One will also find mass graves of both British and African Soldiers and enslaved Africans.
Assin-Praso has relics of their armoury, castles, a mass graveyard for blacks and a white cemetery, a historic bamboo plantation and the resting place of the famous Yaa Asantewa before she was sent to the Elmina Castle.
It was also the resting and meeting place, where the whites met before transiting to or from the northern or southern part of Ghana. People from Mali, Sierra Leone, Burkina, and Nigeria were brought here for war during the Anglo-Ashanti wars.
Historic mango tree of “life and death”
The infamous “historic mango tree of life and death’’, the oldest and the most extended mango tree in Ghana and West Africa, can be found there.
Giving oral tradition on the tree, Nana Aseku, described the historic mango tree as a “gateway.”
From the Tree, one may travel to places undreamed of. It may appear different, yet it is the same Tree, with its roots connected to all the realms of life.
Many others who were starved for days had to depend on the bountiful mango fruits for survival, hence, its name the “mango tree of life and death.” Interestingly, the giant tree can be found at the same place which became a battleground.
The Tree is outstanding in the semi-deciduous forest, interspersed with a thick canopy of bamboo and climbing palm. It has a thick trunk and about 100 feet (30.48 m) into the skies with a wide canopy extending to about 35 feet (10.67 m) due to the richness of the soil.
Relatedly, Assin-Manso is another historical town in the Assin South District of the Central Region. It is 40 kilometres (about 24.85 mi) from Cape Coast.
It had one of the largest slave markets for gathering people to sell into slavery during the infamous trans-Atlantic slave trade.
Near the journey’s end in Ghana, the captives were given a last, ritual bath in a river before being sold.

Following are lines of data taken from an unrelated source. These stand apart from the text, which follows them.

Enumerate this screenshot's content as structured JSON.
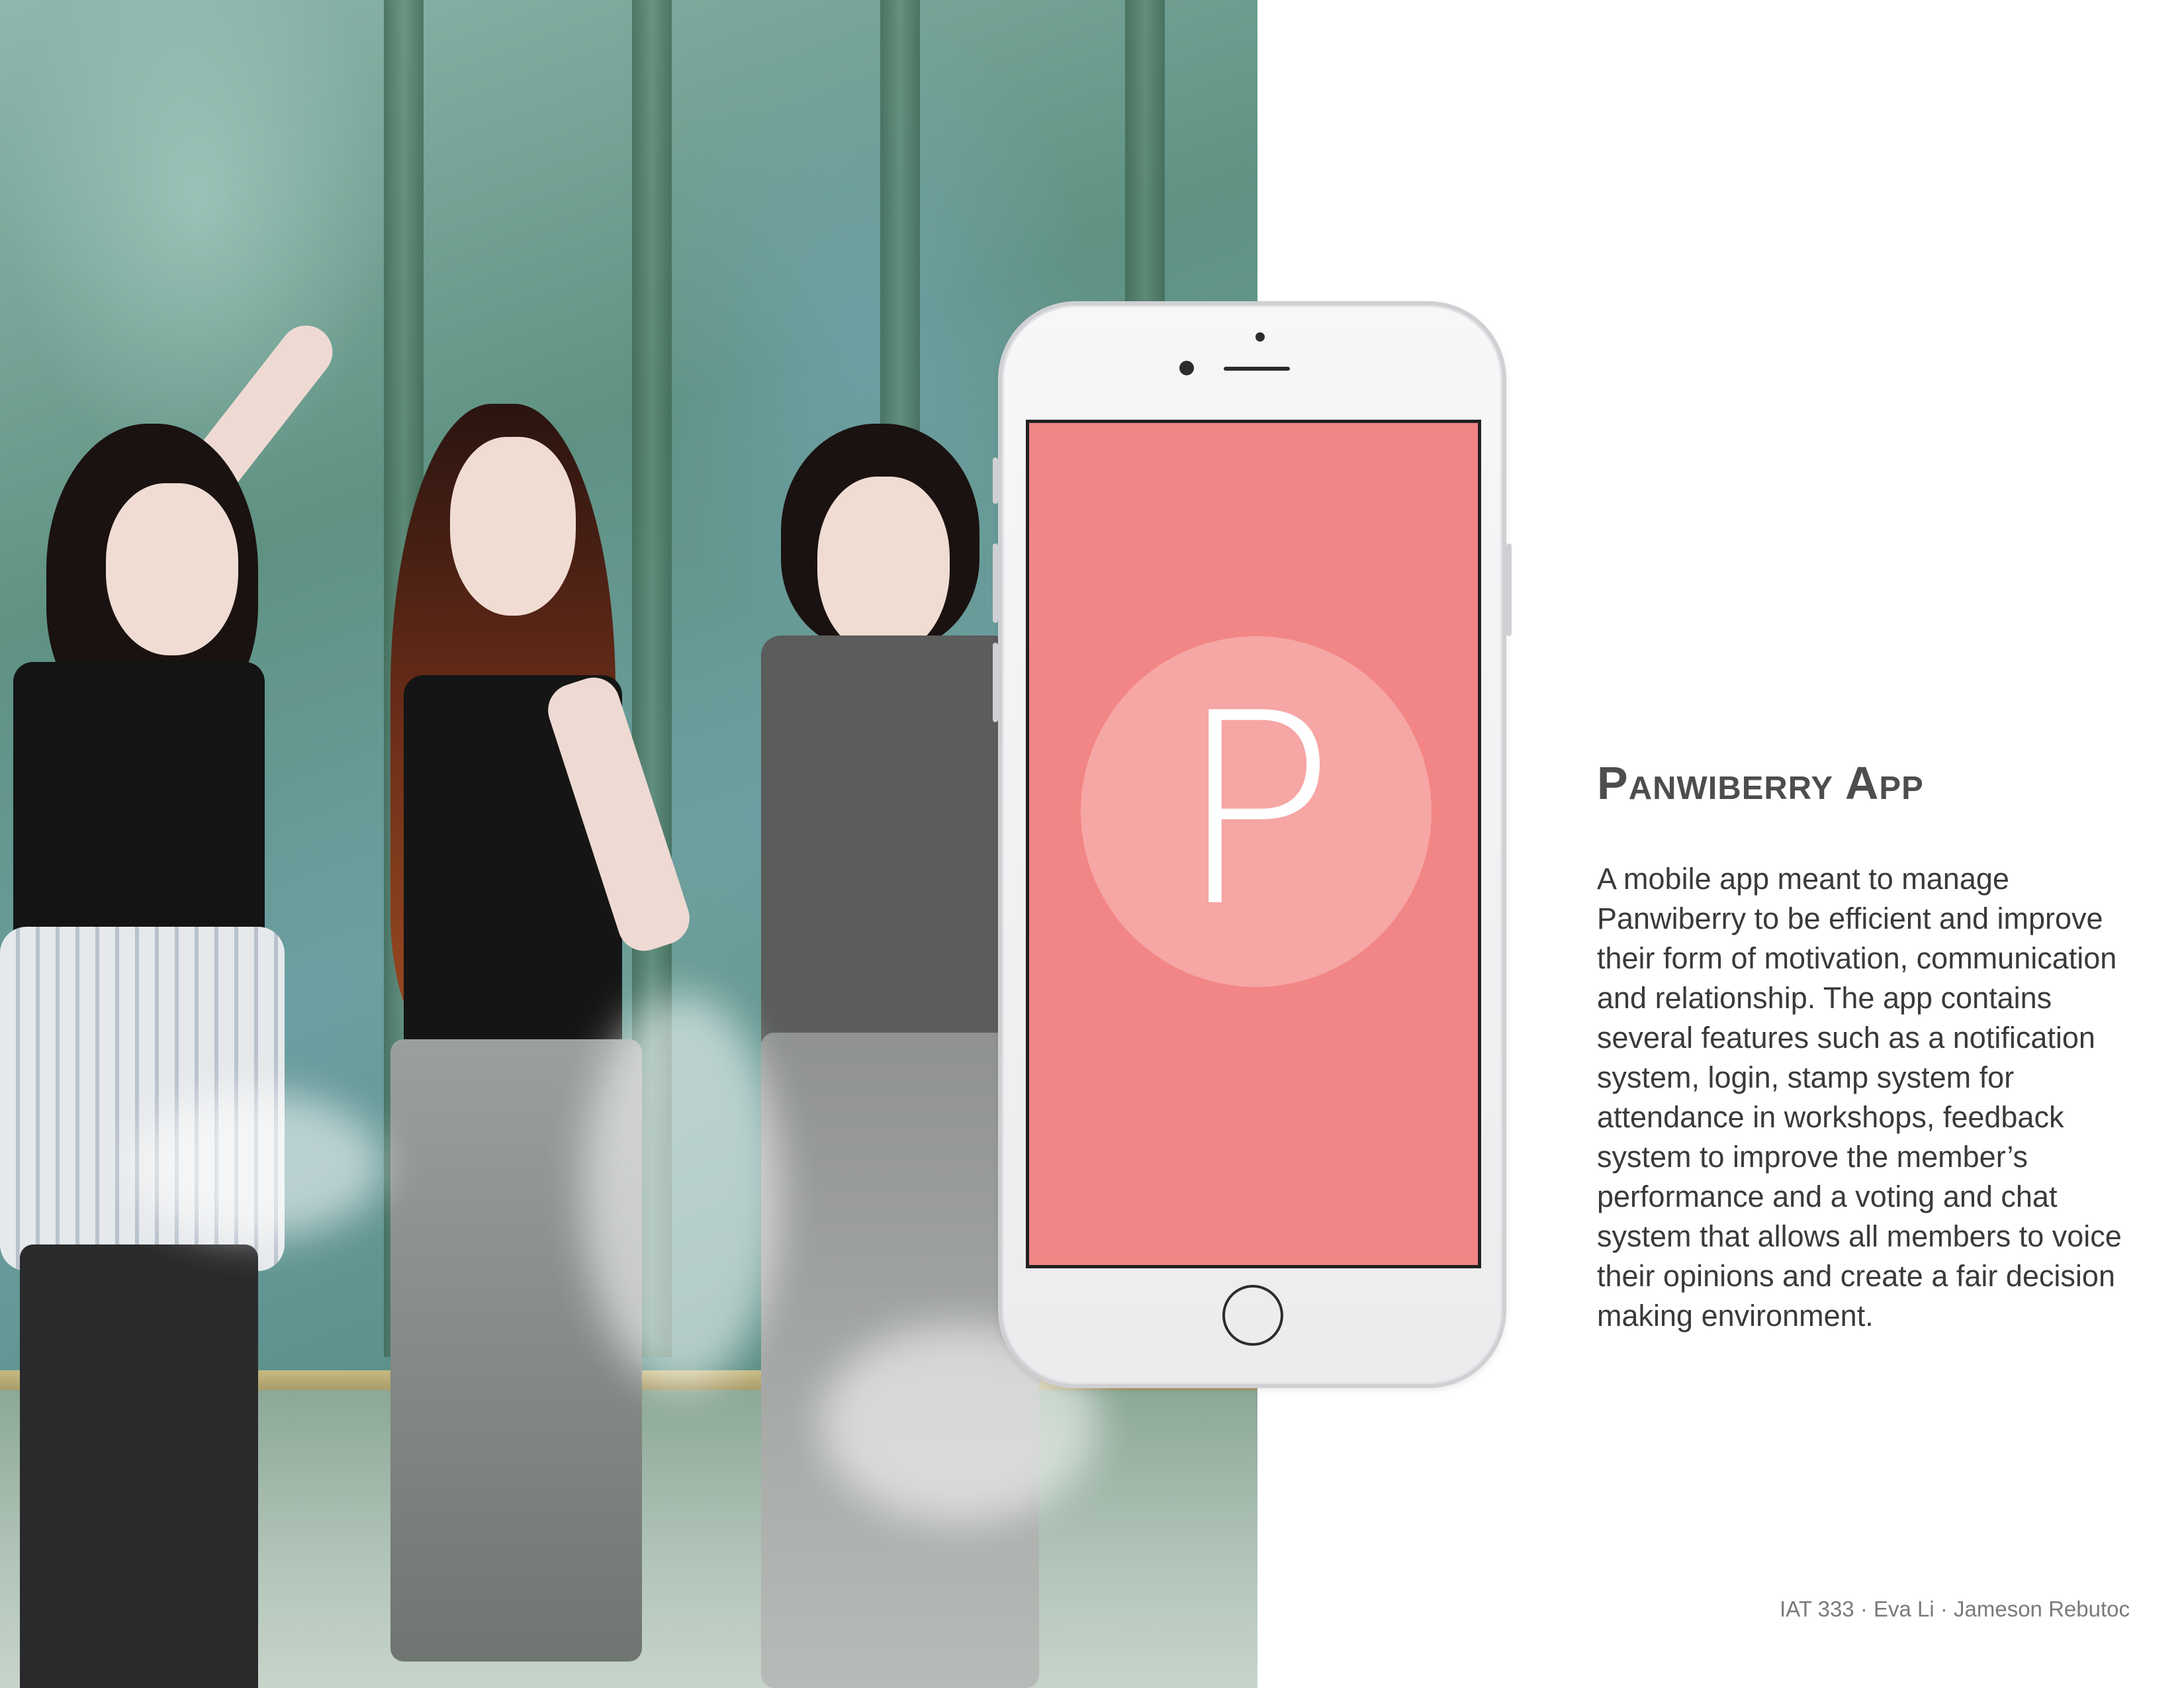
{
  "photo": {
    "icon": "group-photo-image"
  },
  "phone": {
    "screen_color": "#f28585",
    "logo_circle_color": "#f6a6a4",
    "logo_letter": "P"
  },
  "content": {
    "title": "Panwiberry App",
    "description": "A mobile app meant to manage Panwiberry to be efficient and improve their form of motivation, communication and relationship. The app contains several features such as a notification system, login, stamp system for attendance in workshops, feedback system to improve the member’s performance and a voting and chat system that allows all members to voice their opinions and create a fair decision making environment."
  },
  "footer": {
    "text": "IAT 333 · Eva Li · Jameson Rebutoc"
  }
}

Today, the Assin Manso site is a sacred place of remembrance in mangrove swamps, an image of slaves chained by the feet promises, “Never again.”

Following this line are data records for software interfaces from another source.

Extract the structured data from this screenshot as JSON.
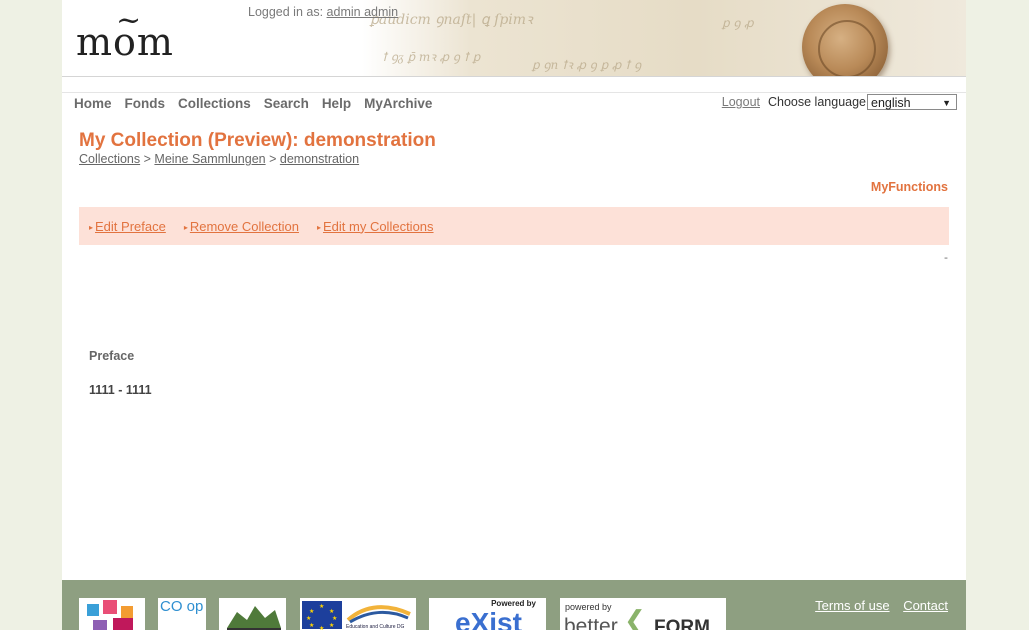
{
  "header": {
    "logo_text": "mom",
    "login_prefix": "Logged in as:",
    "login_user": "admin admin"
  },
  "nav": {
    "items": [
      "Home",
      "Fonds",
      "Collections",
      "Search",
      "Help",
      "MyArchive"
    ],
    "logout": "Logout",
    "choose_language": "Choose language",
    "language_selected": "english"
  },
  "main": {
    "title": "My Collection (Preview): demonstration",
    "breadcrumb": [
      "Collections",
      "Meine Sammlungen",
      "demonstration"
    ],
    "breadcrumb_sep": ">",
    "myfunctions_label": "MyFunctions",
    "functions": [
      "Edit Preface",
      "Remove Collection",
      "Edit my Collections"
    ],
    "dash": "-",
    "preface_label": "Preface",
    "date_range": "1111 - 1111"
  },
  "footer": {
    "links": [
      "Terms of use",
      "Contact"
    ],
    "logo_texts": {
      "coop": "CO op",
      "eu": "Education and Culture DG",
      "exist_powered": "Powered by",
      "exist": "eXist",
      "betterform_small": "powered by",
      "betterform_big": "better",
      "betterform_form": "FORM"
    }
  },
  "colors": {
    "accent": "#e2733f",
    "function_bar": "#fde1d8",
    "footer": "#8e9f81",
    "page_bg": "#eef1e4"
  }
}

Narrating the historical relevance of the community, Prof. Nana Ayensu Gyiabour I, the Chief of Assin-Akrofuom said the history of the town makes it a prelude to viewing the Cape Coast and Elmina slave castles.
Memorial Wall of Return
Assin-Manso hosts the Memorial Wall of Return – where most Africans sign their names on the wall indicating they have their roots there.
There is an epitaph which pays tribute to some prominent people involved in slavery.
It hosts the remains of two diasporans (Lady Crystal from Jamaica and Carson from New York) who were re-buried.
The last bath
On the way to the coastal dungeon, the slave merchants stopped at the Nnko Nsuo,” the slave river,” in Assin-Manso where captured Africans were allowed to have their last bath in the waters of their native land and recuperate.
The merchants knew they could guarantee higher prices if they appeared healthy and robust.
After they bathed in the river, the captives were then taken on the final leg of their journey to the Cape Coast or Elmina Castles to be transported to the Americas and the Caribbean to never see their homeland again.
The Portuguese began the inhuman practice of branding, using a red, hot branding iron to burn an identifying mark onto the skin of captives.
The burn mark would leave a scar on the shoulder, the breast, or the upper arm to show ownership.
Other times, branding was used to show that proper duty had been paid.
When it was time to leave, they were sorted, leaving the weak ones behind chained trees, where the unthinkable happened.
The stronger captives continued walking for approximately 40 miles (64.37 km) to Cape Coast Castle, still shacked and chained.
It was a great relief for Africans when chattel slavery was finally abolished spanning some two centuries, on August 01, 1834.